What is “Murrindindi”, you might ask? This is a location in central Victoria along the Murrindindi River. It is also the name of the shire where Two Hills Vineyard is located (www.murrindindi.vic.gov.au).
According to Wikipedia the Woiwurrung people lived in these parts of the Upper Goulburn when the first white settlers arrived in 1837. In the Woiwurrung language Murrindindi means “living in the mountains” and indeed this part of the Upper Goulburn Wine Region (www.uppergoulburnwine.org.au) is quite hilly and mountainous. It was all covered by forests.
There has never been a Murrindindi town. The first settlers (squatters as they are called in Australia) cleared the forests and farming and timber became the main industries in this region. A short lived gold rush began in 1868.
Mountain view in Murrindindi
Although most of the area was deforested by the early 20th century, systematic protection and re-planting of trees has occurred and today the eastern part of the Melba Highway from Glenburn to Yea is in some parts quite densely forested again with Mountain Ash and other gum varieties.
Tourism is on the rise (www.murrindinditourism.com.au). Accommodation is easily available. There are good opportunities for trail riding, fishing, trail biking, and bush walking, specially along the Wilhelmina Falls and along the Murrindindi River.
Also the wine industry has made Murrindindi its home. Since the late 1980ies and the early 1990ies some vineyards were established in the Murrindindi area. In comparison with my native Mosel River, this might seem a rather short history of wine production. Indeed, vintners and winemaker here are true pioneers. There are fours vineyards in the vicinity:
▪ Penbro Estate
▪ Murrindindi Vineyards
▪ Yea Valley Vineyards and
▪ Two Hills Vineyard
All are members of the Upper Goulburn Wine Growers Association but only Penbro Estate has a website (www.penbroestate.com.au). There cellar door used to be the Glenburn Pub in Glenburn. Murrindindi Vineyard’s cellar door is at Marmelades Café in Yea, a small country town about 25 km to the north along the Melba Highway.
Whereas the Celtic Treverer had hundreds of years of site and varietals’ selection opportunities, so that today a rich and extensive knowledge base exists in the Mosel wine industry with well established vineyards and wineries.
The vintners in Murrindindi had only a couple of years of trial and error and are still searching.
We at Two Hills had to pull all our Cabernet grapes out because they would not ripen in the cool and harsh climate with its short autumns. They were replaced with Pinot Noir.

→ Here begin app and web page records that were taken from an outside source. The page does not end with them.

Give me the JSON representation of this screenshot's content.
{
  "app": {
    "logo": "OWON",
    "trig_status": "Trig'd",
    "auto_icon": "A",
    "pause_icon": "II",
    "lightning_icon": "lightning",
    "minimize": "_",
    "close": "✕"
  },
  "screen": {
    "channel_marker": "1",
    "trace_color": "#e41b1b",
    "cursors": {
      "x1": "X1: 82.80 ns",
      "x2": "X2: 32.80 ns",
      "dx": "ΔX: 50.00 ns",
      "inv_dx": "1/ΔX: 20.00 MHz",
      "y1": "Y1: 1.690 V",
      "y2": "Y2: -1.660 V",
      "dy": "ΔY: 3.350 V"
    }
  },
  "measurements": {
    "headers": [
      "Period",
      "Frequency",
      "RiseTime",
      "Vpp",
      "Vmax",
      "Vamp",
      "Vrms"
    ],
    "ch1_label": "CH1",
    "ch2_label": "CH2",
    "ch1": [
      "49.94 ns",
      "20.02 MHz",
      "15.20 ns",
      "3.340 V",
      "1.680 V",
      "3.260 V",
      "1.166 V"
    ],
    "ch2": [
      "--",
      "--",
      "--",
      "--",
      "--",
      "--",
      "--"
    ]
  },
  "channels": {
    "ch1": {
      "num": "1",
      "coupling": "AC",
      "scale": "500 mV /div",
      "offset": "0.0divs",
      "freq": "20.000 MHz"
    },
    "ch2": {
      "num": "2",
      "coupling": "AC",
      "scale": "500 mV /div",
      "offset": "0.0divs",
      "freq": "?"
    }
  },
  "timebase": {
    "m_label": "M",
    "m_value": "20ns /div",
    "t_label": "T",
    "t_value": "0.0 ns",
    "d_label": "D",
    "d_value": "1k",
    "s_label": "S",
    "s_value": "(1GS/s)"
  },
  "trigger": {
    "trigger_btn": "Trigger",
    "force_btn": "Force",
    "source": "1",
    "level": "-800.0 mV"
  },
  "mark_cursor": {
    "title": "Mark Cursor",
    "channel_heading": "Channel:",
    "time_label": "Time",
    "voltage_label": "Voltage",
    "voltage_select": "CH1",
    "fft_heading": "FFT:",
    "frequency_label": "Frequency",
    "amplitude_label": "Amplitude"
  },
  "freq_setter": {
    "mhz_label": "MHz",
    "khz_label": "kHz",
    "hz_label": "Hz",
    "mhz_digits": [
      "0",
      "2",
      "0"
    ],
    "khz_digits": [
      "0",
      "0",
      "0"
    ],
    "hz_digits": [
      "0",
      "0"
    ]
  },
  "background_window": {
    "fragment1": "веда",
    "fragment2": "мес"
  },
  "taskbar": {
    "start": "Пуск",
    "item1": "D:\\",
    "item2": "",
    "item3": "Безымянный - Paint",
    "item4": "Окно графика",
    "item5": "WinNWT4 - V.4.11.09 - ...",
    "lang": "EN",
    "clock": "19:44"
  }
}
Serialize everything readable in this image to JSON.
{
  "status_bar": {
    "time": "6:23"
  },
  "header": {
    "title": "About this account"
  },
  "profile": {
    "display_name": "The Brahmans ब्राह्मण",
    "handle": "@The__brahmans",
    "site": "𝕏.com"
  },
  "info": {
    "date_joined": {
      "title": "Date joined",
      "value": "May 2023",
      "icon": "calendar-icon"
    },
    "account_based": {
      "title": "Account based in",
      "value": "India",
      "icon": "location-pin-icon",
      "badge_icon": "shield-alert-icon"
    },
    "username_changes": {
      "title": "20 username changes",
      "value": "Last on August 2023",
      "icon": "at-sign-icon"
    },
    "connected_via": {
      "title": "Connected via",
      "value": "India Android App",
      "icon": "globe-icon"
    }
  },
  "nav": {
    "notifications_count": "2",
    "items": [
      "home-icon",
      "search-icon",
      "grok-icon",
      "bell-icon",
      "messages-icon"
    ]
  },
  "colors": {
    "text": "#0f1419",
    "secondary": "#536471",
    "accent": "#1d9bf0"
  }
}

Last year was our first but promising Pinot vintage. The variety seems to be better suited to our conditions then the long ripening Cabernet. We plan to extend our vineyard and plant 0.4 ha of Chardonnay this year.
Vineyard in Murrindindi